§ Problem description
What is the number of lines in the following data that contain "Loss"? Answer with the number alone.

[Page and application data records]
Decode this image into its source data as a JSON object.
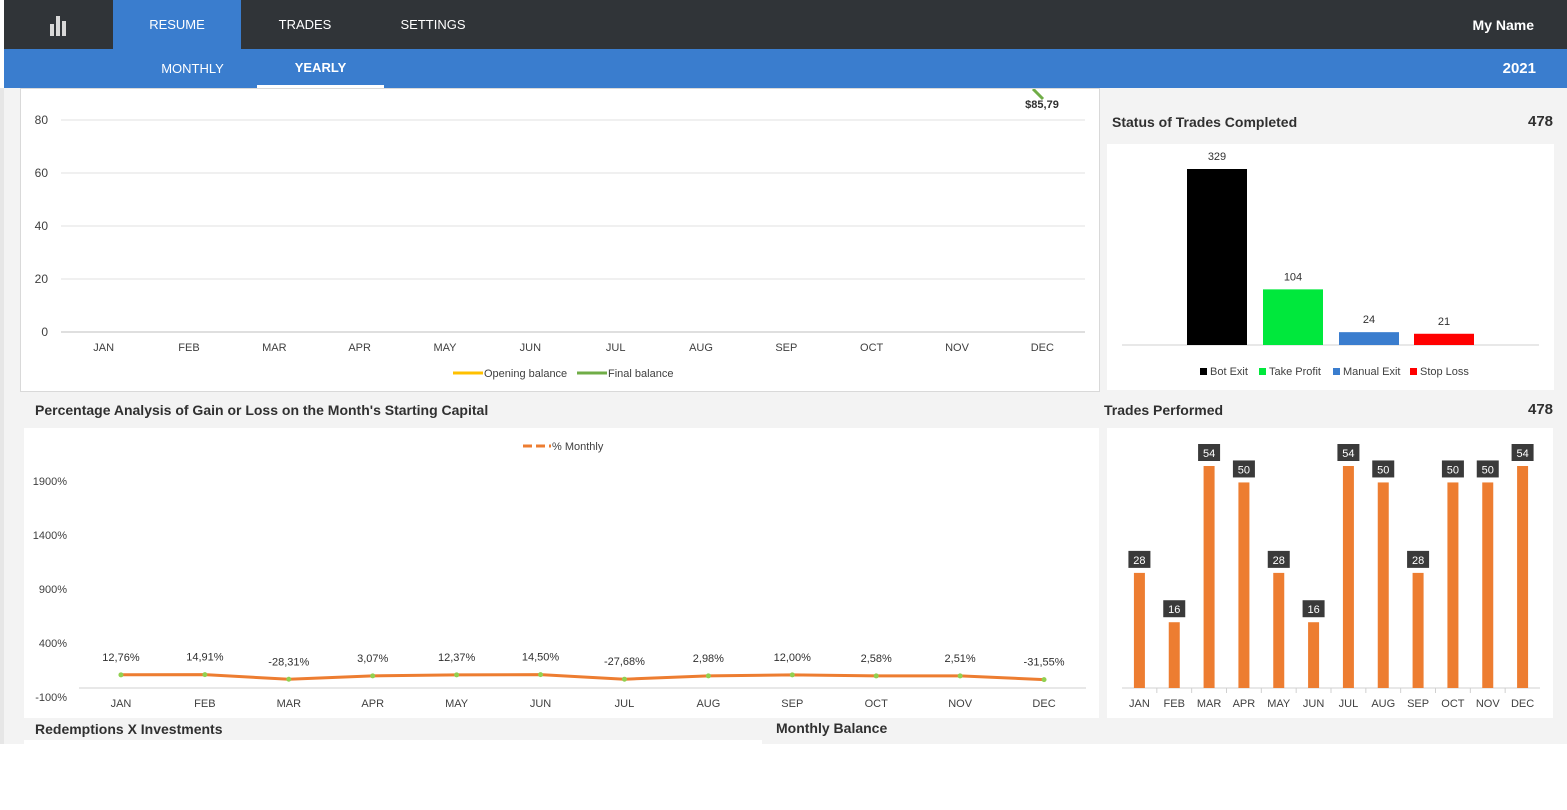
{
  "nav": {
    "tabs": [
      {
        "label": "RESUME",
        "active": true
      },
      {
        "label": "TRADES",
        "active": false
      },
      {
        "label": "SETTINGS",
        "active": false
      }
    ],
    "user_name": "My Name",
    "logo_icon": "bar-chart-icon"
  },
  "subnav": {
    "tabs": [
      {
        "label": "MONTHLY",
        "active": false
      },
      {
        "label": "YEARLY",
        "active": true
      }
    ],
    "year": "2021"
  },
  "colors": {
    "topbar": "#303438",
    "accent": "#3a7dce",
    "orange": "#ed7d31",
    "green_line": "#70ad47",
    "yellow_line": "#ffc000"
  },
  "balance_chart": {
    "chart_data": {
      "type": "line",
      "categories": [
        "JAN",
        "FEB",
        "MAR",
        "APR",
        "MAY",
        "JUN",
        "JUL",
        "AUG",
        "SEP",
        "OCT",
        "NOV",
        "DEC"
      ],
      "yticks": [
        "0",
        "20",
        "40",
        "60",
        "80"
      ],
      "ylim": [
        0,
        80
      ],
      "series": [
        {
          "name": "Opening balance",
          "color": "#ffc000",
          "values": []
        },
        {
          "name": "Final balance",
          "color": "#70ad47",
          "values": []
        }
      ],
      "annotation": "$85,79",
      "grid": true,
      "legend": "bottom"
    }
  },
  "status_chart": {
    "title": "Status of Trades Completed",
    "total": "478",
    "chart_data": {
      "type": "bar",
      "categories": [
        "Bot Exit",
        "Take Profit",
        "Manual Exit",
        "Stop Loss"
      ],
      "values": [
        329,
        104,
        24,
        21
      ],
      "colors": [
        "#000000",
        "#00e83c",
        "#3a7dce",
        "#ff0000"
      ],
      "value_labels": [
        "329",
        "104",
        "24",
        "21"
      ],
      "legend": "bottom"
    }
  },
  "percent_chart": {
    "title": "Percentage Analysis of Gain or Loss on the Month's Starting Capital",
    "chart_data": {
      "type": "line",
      "categories": [
        "JAN",
        "FEB",
        "MAR",
        "APR",
        "MAY",
        "JUN",
        "JUL",
        "AUG",
        "SEP",
        "OCT",
        "NOV",
        "DEC"
      ],
      "yticks": [
        "-100%",
        "400%",
        "900%",
        "1400%",
        "1900%"
      ],
      "ylim": [
        -100,
        1900
      ],
      "series": [
        {
          "name": "% Monthly",
          "color": "#ed7d31",
          "values": [
            12.76,
            14.91,
            -28.31,
            3.07,
            12.37,
            14.5,
            -27.68,
            2.98,
            12.0,
            2.58,
            2.51,
            -31.55
          ]
        }
      ],
      "value_labels": [
        "12,76%",
        "14,91%",
        "-28,31%",
        "3,07%",
        "12,37%",
        "14,50%",
        "-27,68%",
        "2,98%",
        "12,00%",
        "2,58%",
        "2,51%",
        "-31,55%"
      ],
      "legend": "top"
    }
  },
  "trades_chart": {
    "title": "Trades Performed",
    "total": "478",
    "chart_data": {
      "type": "bar",
      "categories": [
        "JAN",
        "FEB",
        "MAR",
        "APR",
        "MAY",
        "JUN",
        "JUL",
        "AUG",
        "SEP",
        "OCT",
        "NOV",
        "DEC"
      ],
      "values": [
        28,
        16,
        54,
        50,
        28,
        16,
        54,
        50,
        28,
        50,
        50,
        54
      ],
      "color": "#ed7d31",
      "value_labels": [
        "28",
        "16",
        "54",
        "50",
        "28",
        "16",
        "54",
        "50",
        "28",
        "50",
        "50",
        "54"
      ]
    }
  },
  "bottom": {
    "redemptions_title": "Redemptions X Investments",
    "monthly_balance_title": "Monthly Balance"
  }
}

§ Output for this task
2